Australia trying to pinch Kiwi seasonal workers with $2000 offer

Author
Newstalk ZB,
Publish Date
Tue, 17 Nov 2020, 8:19PM
Kiwis are being enticed with $2000 to travel across the ditch and take up seasonal work. Photo / Supplied
Kiwis are being enticed with $2000 to travel across the ditch and take up seasonal work. Photo / Supplied

Australia trying to pinch Kiwi seasonal workers with $2000 offer

Author
Newstalk ZB,
Publish Date
Tue, 17 Nov 2020, 8:19PM

The Australian Government is attempting to pinch our seasonal workers in a bid to strengthen their agricultural harvesting industry by offering New Zealanders $2000 to move across the ditch.

In an email to Kiwis, sent via a not-for-profit hostel, backpackers and travel organisation, the Government is trying to entice New Zealanders by encouraging them to do their "big OE in OZ".

The offer, which has been advertised on the Australian Government jobseeker website, promises Kiwis $2000 if they complete six weeks' work of harvesting (20 hours a week minimum) in Australia's regional areas.

"From 1 November 2020 to 31 December 2021, relocation assistance will be available for people to move and take up jobs in agriculture, including harvest work," the ad says.

"You may be eligible for financial assistance to help with the costs of travel and accommodation when you relocate to take up a short-term agricultural work opportunity."

Kiwis looking at taking advantage of the offer will need to be at least 18.

One ad says if you complete your allocated harvesting commitments, you "could be enjoying a juicy Christmas bonus."

Accommodation is also on offer.

The news will likely worry New Zealand's agricultural sector who are facing alarming shortages of seasonal workers due to our borders being shut.

New Zealand is heading into peak harvest season and there aren't enough workers to get fruit off trees or vegetables from the ground.

There are now calls to the Government to ease restrictions on temporary visas to save many businesses from collapsing.

A Northland farmer is seeing his crops go to waste because his expert and specialised workforce can't get into the country.

"This could be my last crop," says Northland courgette grower Brett Heap, who grows courgettes near Waipapa in Northland. "I'm at the point where I'm not going through it again.

"I can accept losing a crop with weather, or disease, or water damage.

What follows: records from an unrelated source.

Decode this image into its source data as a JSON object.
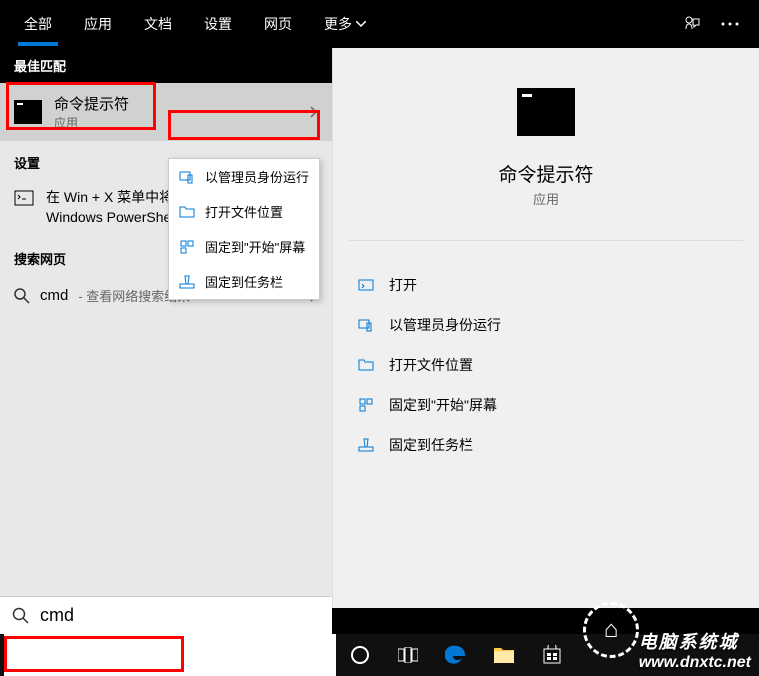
{
  "header": {
    "tabs": [
      "全部",
      "应用",
      "文档",
      "设置",
      "网页"
    ],
    "more_label": "更多"
  },
  "left": {
    "best_match_header": "最佳匹配",
    "result": {
      "name": "命令提示符",
      "type": "应用"
    },
    "settings_header": "设置",
    "settings_item": "在 Win + X 菜单中将命令提示符替换为 Windows PowerShell",
    "websearch_header": "搜索网页",
    "websearch_query": "cmd",
    "websearch_hint": " - 查看网络搜索结果"
  },
  "context_menu": {
    "run_admin": "以管理员身份运行",
    "open_location": "打开文件位置",
    "pin_start": "固定到\"开始\"屏幕",
    "pin_taskbar": "固定到任务栏"
  },
  "right": {
    "title": "命令提示符",
    "subtitle": "应用",
    "actions": {
      "open": "打开",
      "run_admin": "以管理员身份运行",
      "open_location": "打开文件位置",
      "pin_start": "固定到\"开始\"屏幕",
      "pin_taskbar": "固定到任务栏"
    }
  },
  "search": {
    "value": "cmd"
  },
  "watermark": {
    "cn": "电脑系统城",
    "url": "www.dnxtc.net"
  }
}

I have real difficulty accepting I'm on the point of getting out of the industry because the Government doesn't care."

Hort NZ chief executive Mike Chapman said last week it was incredible to be facing a harvest season with unresolved issues that were known about six months ago.

Chapman wrote in May of the need for Recognised Seasonal Employer workers. To now be in November with no plan to solve workforce problems was staggering.

"We haven't slowed down our campaign to say we need to have the borders opened.

"We're not even asking Government to pay for it."

Act leader David Seymour has repeatedly called on the Government to welcome RSE workers from Covid-free countries.

"This Government is just completely out of touch with the reality of labour supply."

Minister of Immigration Kris Faafoi said "strict border controls" was a large part of limiting community spread of Covid-19 and "New Zealanders have made clear they value careful management of our borders".

Faafoi said the Government continued to review workforce needs and was considering visa changes for those already in New Zealand. Changes to date had allowed about 6500 RSE workers to stay in New Zealand, and given about 11,000 working holidaymakers extensions to work in horticulture and viticulture through to June 30, 2021.

He said Covid-19 meant "we are not able to operate in a world where it is business-as-usual" and it meant sectors needed to find ways around a reliance on offshore workers.

He said that included "offering better work conditions" and finding other ways of "attracting, training and retaining workers".